The Regulations prohibit Canadians and persons in Canada from entering into or facilitating, either directly or indirectly, any financial transaction related to property owned or controlled by a designated person. The Regulations also prohibit the provision of any financial or other related service made for the direct or indirect benefit of a designated person.
Financial Institutions Have an Ongoing Duty to Determine
The Regulations have identified a list of financial service firms that have an ongoing duty to determine whether they are in possession or control of property owned or controlled by, or on behalf of, a designated person. This list of entities includes, but is not limited to: banks, insurance companies, trust and loan companies, securities dealers, and credit unions.

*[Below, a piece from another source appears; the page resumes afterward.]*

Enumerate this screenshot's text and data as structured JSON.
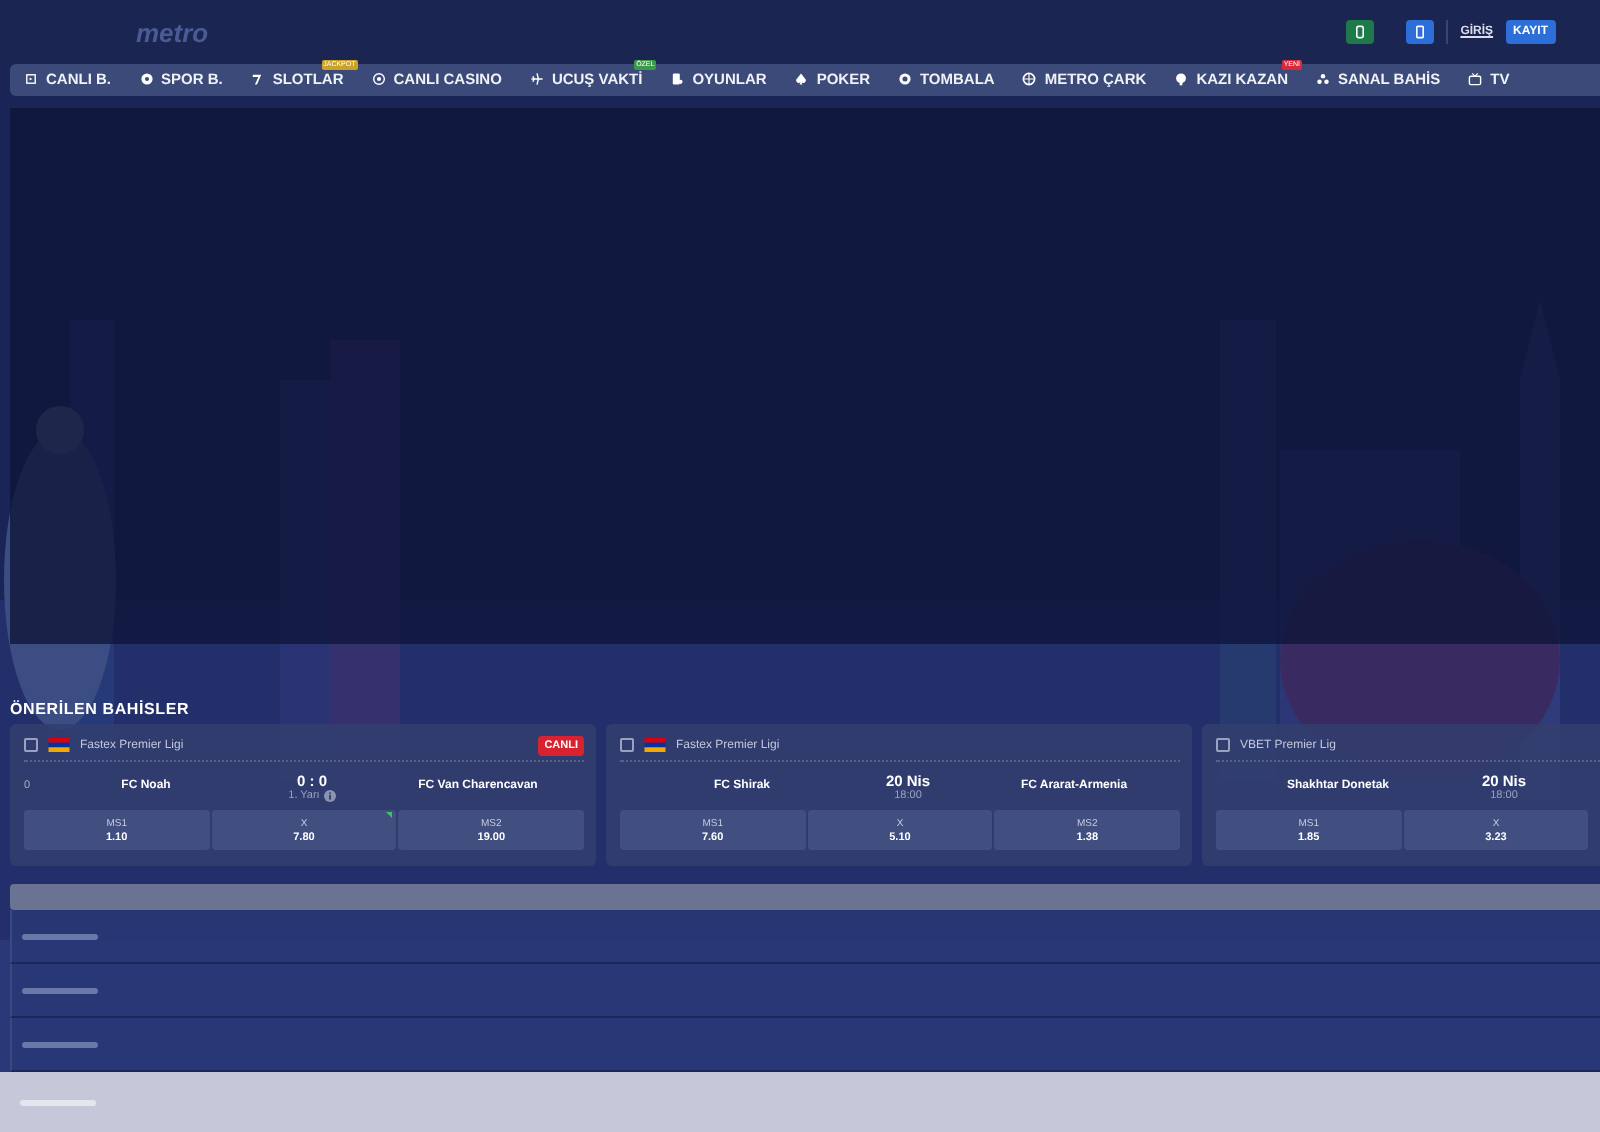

Military Goods, Services and Technology Prohibitions
The Regulations prohibit the supply of arms and related material to Zimbabwe or to any person in Zimbabwe. Notably, this is not restricted to shipments from Canada or shipments of Canadian-origin goods, and includes shipments made by Canadian companies outside of Canada. The prohibition applies to any type of weapon, ammunition, military vehicle or military or paramilitary equipment, as well as the associated spare parts.
Owners and masters of Canadian vessels, and operators of aircrafts registered in Canada, are prohibited from carrying, causing to be carried, or permitting to be carried, arms and related material destined for Zimbabwe or for any person in Zimbabwe — regardless of where those weapons or related materials are situated.
The Regulations also ban the provision of technical assistance relating to the supply, sale, transfer or manufacture or use of arms and related material. Technical assistance is defined broadly as "any form of assistance, and includes instruction, training, consulting services, technical advice and the transferring or communicating of know-how or technical data."
The Regulations prohibit aircrafts registered in Zimbabwe from flying over or landing in Canada, except if necessary to safeguard human life.
Canadians and persons in Canada who wish to do business with Zimbabwe may be able to do so despite the restrictions and prohibitions contained in the Regulations. The Minister of Foreign Affairs has been given the authority to issue a permit to any Canadian or any person in Canada that would allow those persons to carry out a specified activity or transaction, or any class of activities or transactions, which would otherwise by prohibited by the Regulations.
Moreover, the Regulations exempt certain types of transactions. For example, although there is an export prohibition on military equipment, Canadians may nonetheless export non-lethal military equipment intended solely for humanitarian or protective use, and related to technical assistance and training.
Potential penalties for non-compliance with these Regulations are severe. Violation can result in imprisonment for up to five years and a fine of up to twenty-five thousand dollars. In addition to legal penalties, businesses will be wary of the significant negative publicity arising from doing business with rogue nations, organizations or individuals.
Building an Effective Trade Control Compliance System
It is essential that businesses operating in Canada have effective compliance and screening systems in place to ensure they are acting in conformity with these and other export control and economic sanctions programs. Your compliance system needs to raise a "red flag" and prompt further investigation whenever you are engaging in transactions directly or indirectly involving individuals or organizations from any of the following:
- Côte d'Ivoire
- Democratic Republic of the Congo
- North Korea
- Sierra Leone
- Al-Qaeda and Taliban
- Other Listed Terrorists and Terrorist Organizations